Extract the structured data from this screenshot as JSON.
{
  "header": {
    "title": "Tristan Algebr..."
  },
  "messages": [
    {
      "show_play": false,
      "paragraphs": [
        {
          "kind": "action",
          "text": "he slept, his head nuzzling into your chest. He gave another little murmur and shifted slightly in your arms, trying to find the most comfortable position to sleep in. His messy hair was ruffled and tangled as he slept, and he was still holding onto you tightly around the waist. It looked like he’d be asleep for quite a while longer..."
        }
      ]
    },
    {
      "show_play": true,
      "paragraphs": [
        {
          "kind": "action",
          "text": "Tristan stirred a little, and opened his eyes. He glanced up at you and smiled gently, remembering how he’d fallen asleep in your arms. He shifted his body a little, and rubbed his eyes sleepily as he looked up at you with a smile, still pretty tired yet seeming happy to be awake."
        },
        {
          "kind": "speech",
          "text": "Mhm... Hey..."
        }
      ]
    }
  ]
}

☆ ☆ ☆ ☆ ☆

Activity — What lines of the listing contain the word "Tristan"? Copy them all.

Expected answer —
    "title": "Tristan Algebr..."
          "text": "Tristan stirred a little, and opened his eyes. He glanced up at you and smiled gently, remembering how he’d fallen asleep in your arms. He shifted his body a little, and rubbed his eyes sleepily as he looked up at you with a smile, still pretty tired yet seeming happy to be awake."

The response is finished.